Amy Holden Jones
Amy Holden Jones has worked her way through the barrels of low-budget filmmaking for Roger Corman to become an A-list screenwriter of studio productions and, occasionally, a director of mainstream fare as well. An art history major at Wellesley College, Jones studied film at nearby MIT. When her short "A Weekend Home" (1975) won an American Film Institute student award, one of the judges, Martin Scorsese, offered Jones a job as an assistant on his film, "Taxi Driver" (1976). Scorsese then introduced her to low-budget film titan Roger Corman, who hired Jones.

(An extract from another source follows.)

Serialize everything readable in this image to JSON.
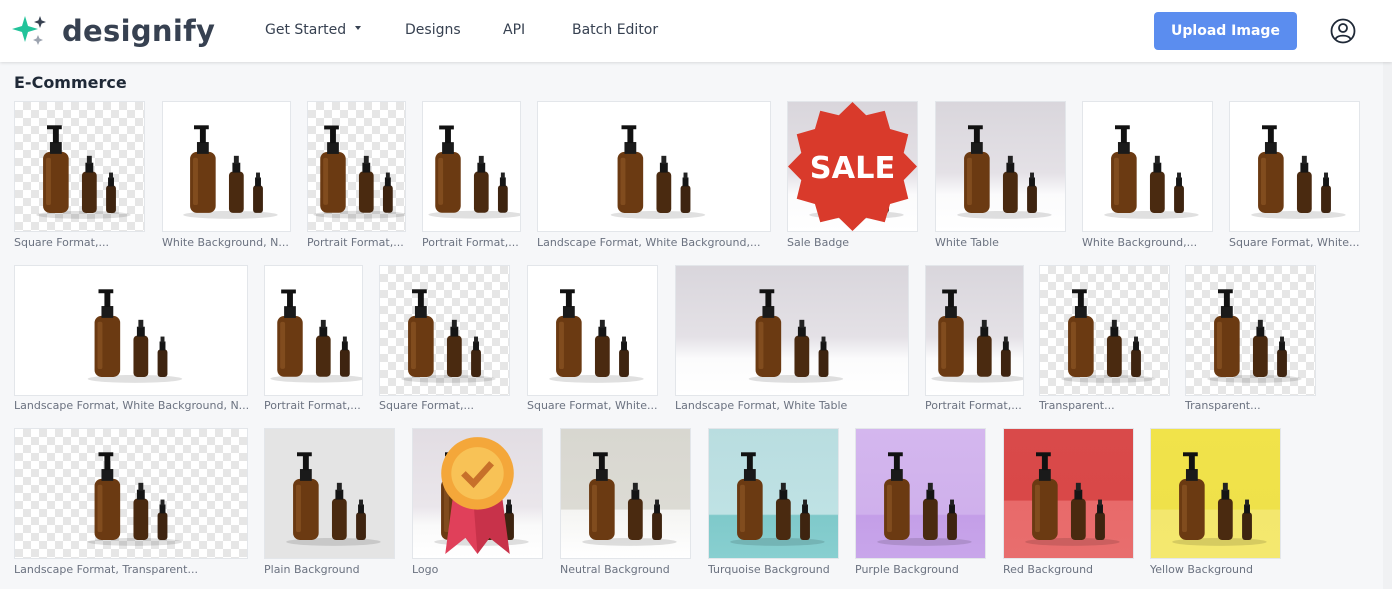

Her first assignment was as co-editor of "Hollywood Boulevard" (1976). She continued editing for Corman's New World Productions, including the Mark Hamill vehicle, "Corvette Summer" (1978), and eventually was given the chance to make her directorial debut with the B-movie, "Slumber Party Massacre" (1982). (Oddly, feminist Rita Mae Brown wrote the screenplay, although its possible interior meanings have never been investigated.) Jones went on to direct features with strong female leads: Jamie Lee Curtis in "Love Letters" (1983) and Ally Sheedy in "Maid to Order" (1987).